Entries from a dataset of interfaces:
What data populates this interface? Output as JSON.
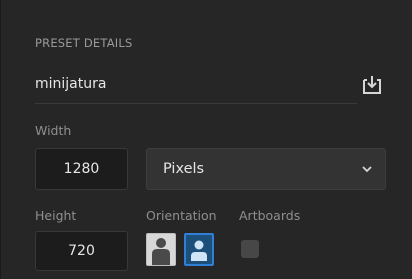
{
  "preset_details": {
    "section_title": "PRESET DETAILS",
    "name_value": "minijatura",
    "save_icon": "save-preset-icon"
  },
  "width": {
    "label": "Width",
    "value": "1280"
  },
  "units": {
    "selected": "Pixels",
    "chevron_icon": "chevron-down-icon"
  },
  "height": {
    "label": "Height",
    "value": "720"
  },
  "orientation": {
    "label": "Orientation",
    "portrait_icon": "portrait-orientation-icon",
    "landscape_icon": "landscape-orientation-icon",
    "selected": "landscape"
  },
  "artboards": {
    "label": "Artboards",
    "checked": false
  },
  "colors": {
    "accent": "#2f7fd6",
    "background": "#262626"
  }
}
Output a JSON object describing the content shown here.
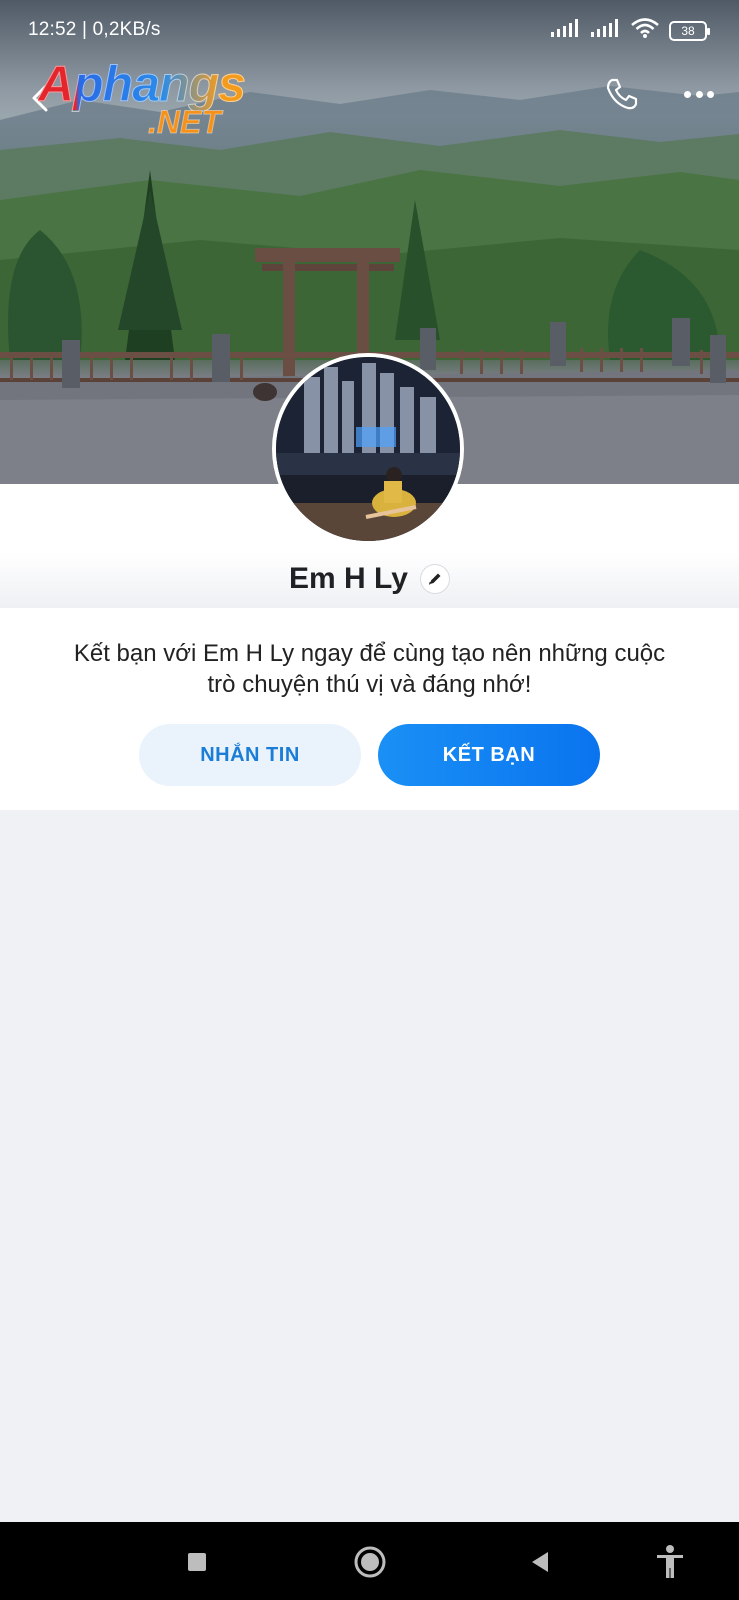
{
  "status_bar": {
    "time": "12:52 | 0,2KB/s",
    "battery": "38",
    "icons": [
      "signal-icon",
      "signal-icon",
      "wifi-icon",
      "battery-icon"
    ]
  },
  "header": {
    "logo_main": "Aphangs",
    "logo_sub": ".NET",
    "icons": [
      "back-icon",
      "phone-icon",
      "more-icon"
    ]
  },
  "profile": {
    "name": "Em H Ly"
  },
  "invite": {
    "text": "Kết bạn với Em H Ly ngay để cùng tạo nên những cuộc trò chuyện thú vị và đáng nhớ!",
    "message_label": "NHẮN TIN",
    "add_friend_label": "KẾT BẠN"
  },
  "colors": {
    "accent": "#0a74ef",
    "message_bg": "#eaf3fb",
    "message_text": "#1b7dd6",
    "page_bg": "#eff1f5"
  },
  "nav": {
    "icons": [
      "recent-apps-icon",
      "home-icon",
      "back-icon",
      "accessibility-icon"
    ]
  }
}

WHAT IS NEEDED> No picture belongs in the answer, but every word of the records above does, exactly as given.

RESULT FOR THIS TASK>
What data populates this interface? Output as JSON.
{
  "preset_details": {
    "section_title": "PRESET DETAILS",
    "name_value": "minijatura",
    "save_icon": "save-preset-icon"
  },
  "width": {
    "label": "Width",
    "value": "1280"
  },
  "units": {
    "selected": "Pixels",
    "chevron_icon": "chevron-down-icon"
  },
  "height": {
    "label": "Height",
    "value": "720"
  },
  "orientation": {
    "label": "Orientation",
    "portrait_icon": "portrait-orientation-icon",
    "landscape_icon": "landscape-orientation-icon",
    "selected": "landscape"
  },
  "artboards": {
    "label": "Artboards",
    "checked": false
  },
  "colors": {
    "accent": "#2f7fd6",
    "background": "#262626"
  }
}
Output a JSON object describing the content shown here.
{
  "status_bar": {
    "time": "12:52 | 0,2KB/s",
    "battery": "38",
    "icons": [
      "signal-icon",
      "signal-icon",
      "wifi-icon",
      "battery-icon"
    ]
  },
  "header": {
    "logo_main": "Aphangs",
    "logo_sub": ".NET",
    "icons": [
      "back-icon",
      "phone-icon",
      "more-icon"
    ]
  },
  "profile": {
    "name": "Em H Ly"
  },
  "invite": {
    "text": "Kết bạn với Em H Ly ngay để cùng tạo nên những cuộc trò chuyện thú vị và đáng nhớ!",
    "message_label": "NHẮN TIN",
    "add_friend_label": "KẾT BẠN"
  },
  "colors": {
    "accent": "#0a74ef",
    "message_bg": "#eaf3fb",
    "message_text": "#1b7dd6",
    "page_bg": "#eff1f5"
  },
  "nav": {
    "icons": [
      "recent-apps-icon",
      "home-icon",
      "back-icon",
      "accessibility-icon"
    ]
  }
}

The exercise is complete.